–Academy of Nutrition and Dietetics
Some people stop being vegan because they didn’t feel well or they developed a nutrient deficiency. This is, more often than not, a sign of a bad vegan diet. As long as you’re eating a variety of fruits, vegetables, nuts, seeds, legumes, cereals and tubers, you’ll be more than fine. And don’t forget to take a B12 supplement!
3. Lack of support
Every vegan thinks they’re the only vegan alive when they first make the change. I can definitely relate to this. The first vegan I met was someone I turned vegan. I still remember that feeling. It feels good to meet someone who agrees with you! This is why I always stress the importance of building a united vegan community.
Given the amount of misinformation out there, coupled with the common objections from family and friends, you can easily believe that what you’re doing is weird, or wrong. It’s not. In fact, in the U.K., 540,000 people agree with you! And even more around the world. I encourage you to look for Facebook groups in your area, or follow other vegans on Instagram. You’re not the first one that’s doubted if what they’re doing is right, and you won’t be the last. Get help from others, and once you feel more confident, be there for others too.
4. Lack of taste
We all love tasty food. I mean, who doesn’t right? Although it’s important to have an overall balanced vegan diet, you need to treat yourself. Most people do. If you’re giving up meat, you need to still enjoy the pleasure that is eating food. Luckily, you sacrifice no taste when going vegan:
The first thing I’d suggest is to look for vegan restaurants in your area through HappyCow and seeing what they have to offer. If you live in a remote area, you can also check out amazing online cooking blogs and getting your hands dirty in the kitchen. Trust me, it’s worth it.
I could share food pics with you forever, but I think you get the idea. If you put the effort in, vegan food is just as tasty as non-vegan food! Think about it: most of the flavour in food comes from spices, herbs, salt and sugar, all plants.
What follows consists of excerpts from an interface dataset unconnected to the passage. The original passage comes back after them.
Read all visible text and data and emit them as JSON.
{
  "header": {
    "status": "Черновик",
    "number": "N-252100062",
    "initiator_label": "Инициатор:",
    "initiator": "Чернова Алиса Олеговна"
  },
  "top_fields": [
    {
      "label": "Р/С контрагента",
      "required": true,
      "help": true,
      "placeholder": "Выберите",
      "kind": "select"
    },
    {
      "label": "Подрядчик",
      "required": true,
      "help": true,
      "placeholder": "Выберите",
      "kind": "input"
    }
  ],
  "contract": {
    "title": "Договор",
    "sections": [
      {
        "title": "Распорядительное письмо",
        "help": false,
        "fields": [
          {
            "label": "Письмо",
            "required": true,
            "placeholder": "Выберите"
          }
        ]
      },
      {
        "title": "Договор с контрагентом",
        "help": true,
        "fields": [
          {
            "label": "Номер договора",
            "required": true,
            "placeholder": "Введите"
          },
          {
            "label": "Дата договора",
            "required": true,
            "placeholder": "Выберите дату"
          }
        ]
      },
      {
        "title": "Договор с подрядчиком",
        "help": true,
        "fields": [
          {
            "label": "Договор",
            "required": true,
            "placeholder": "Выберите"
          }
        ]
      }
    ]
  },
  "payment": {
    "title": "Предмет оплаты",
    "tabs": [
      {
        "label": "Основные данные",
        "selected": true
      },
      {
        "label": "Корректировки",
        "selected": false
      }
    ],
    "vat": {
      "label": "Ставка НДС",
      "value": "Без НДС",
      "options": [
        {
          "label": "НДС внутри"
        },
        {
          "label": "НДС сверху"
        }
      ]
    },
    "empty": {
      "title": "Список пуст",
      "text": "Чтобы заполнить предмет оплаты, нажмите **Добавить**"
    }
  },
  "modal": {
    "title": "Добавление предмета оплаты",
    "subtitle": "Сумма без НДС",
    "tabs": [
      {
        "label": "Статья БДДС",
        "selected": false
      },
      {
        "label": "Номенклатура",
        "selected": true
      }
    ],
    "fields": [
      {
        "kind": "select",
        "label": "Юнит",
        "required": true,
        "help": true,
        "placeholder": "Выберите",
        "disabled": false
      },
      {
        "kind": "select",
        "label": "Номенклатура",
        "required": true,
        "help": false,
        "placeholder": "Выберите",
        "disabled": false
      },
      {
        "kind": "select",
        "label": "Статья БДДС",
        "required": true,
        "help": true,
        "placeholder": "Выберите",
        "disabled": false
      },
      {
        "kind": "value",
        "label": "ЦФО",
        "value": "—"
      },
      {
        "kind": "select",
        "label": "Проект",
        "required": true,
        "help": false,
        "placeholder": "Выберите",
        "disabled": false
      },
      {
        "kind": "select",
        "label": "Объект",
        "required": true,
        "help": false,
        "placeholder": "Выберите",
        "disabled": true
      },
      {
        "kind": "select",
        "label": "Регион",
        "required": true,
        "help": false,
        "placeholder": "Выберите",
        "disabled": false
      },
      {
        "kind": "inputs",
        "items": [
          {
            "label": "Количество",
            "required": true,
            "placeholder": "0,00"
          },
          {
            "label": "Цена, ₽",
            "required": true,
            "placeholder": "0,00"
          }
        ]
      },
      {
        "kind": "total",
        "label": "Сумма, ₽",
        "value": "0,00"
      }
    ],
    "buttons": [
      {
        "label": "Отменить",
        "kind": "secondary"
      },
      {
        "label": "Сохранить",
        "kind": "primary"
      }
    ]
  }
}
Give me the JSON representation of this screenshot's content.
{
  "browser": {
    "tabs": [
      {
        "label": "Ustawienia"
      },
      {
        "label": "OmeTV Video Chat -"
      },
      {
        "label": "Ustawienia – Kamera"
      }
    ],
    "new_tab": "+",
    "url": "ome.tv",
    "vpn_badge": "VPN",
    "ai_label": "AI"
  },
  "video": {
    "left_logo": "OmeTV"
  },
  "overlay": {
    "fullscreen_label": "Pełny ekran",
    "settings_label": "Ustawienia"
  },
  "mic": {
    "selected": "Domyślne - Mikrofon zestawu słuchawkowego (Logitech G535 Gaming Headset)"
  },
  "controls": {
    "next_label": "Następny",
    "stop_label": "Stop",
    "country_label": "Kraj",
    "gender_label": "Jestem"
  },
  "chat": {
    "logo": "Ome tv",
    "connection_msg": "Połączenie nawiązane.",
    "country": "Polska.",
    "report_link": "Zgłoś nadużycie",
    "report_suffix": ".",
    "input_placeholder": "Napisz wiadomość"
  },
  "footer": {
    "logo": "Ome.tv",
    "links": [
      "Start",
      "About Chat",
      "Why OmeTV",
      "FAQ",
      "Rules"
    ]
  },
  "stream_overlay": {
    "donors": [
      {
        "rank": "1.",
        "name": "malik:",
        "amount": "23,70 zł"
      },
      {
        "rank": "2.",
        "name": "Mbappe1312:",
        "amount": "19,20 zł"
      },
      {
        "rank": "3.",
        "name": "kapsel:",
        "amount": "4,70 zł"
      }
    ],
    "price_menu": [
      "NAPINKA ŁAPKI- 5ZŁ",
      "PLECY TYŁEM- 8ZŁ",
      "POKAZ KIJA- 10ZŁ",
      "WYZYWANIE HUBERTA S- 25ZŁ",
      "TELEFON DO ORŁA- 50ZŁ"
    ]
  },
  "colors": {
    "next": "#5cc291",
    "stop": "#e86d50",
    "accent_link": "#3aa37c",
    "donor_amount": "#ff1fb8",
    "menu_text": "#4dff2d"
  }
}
I’m not going to lie to you. When you first go vegan, it’s inconvenient. You need to learn how to cook new dishes, you must check the ingredients in everything you buy, and so on. But everything worth doing requires sacrifice. And after a few weeks, it’ll become second nature. After 4 years of being vegan, I don’t spend any longer doing my weekly shopping than I would if I ate meat. I know what I’m buying, and I know what I’m not buying.
So yes, being vegan can be inconvenient in certain situations, but luckily you get better with time, and you can do a lot to make your life easy. Speaking of which, here’s a video I did explaining how to eat vegan for cheap by shopping at your average supermarket. You don’t need to shop at WholeFoods to be vegan!
Do you know anyone that used to be vegan and stopped because of one of these reasons? Share this with them! Let them have a read, and offer to support them in any difficulties they might have. If you’re reading this and you stopped being vegan, I’d love to know why, so leave a comment!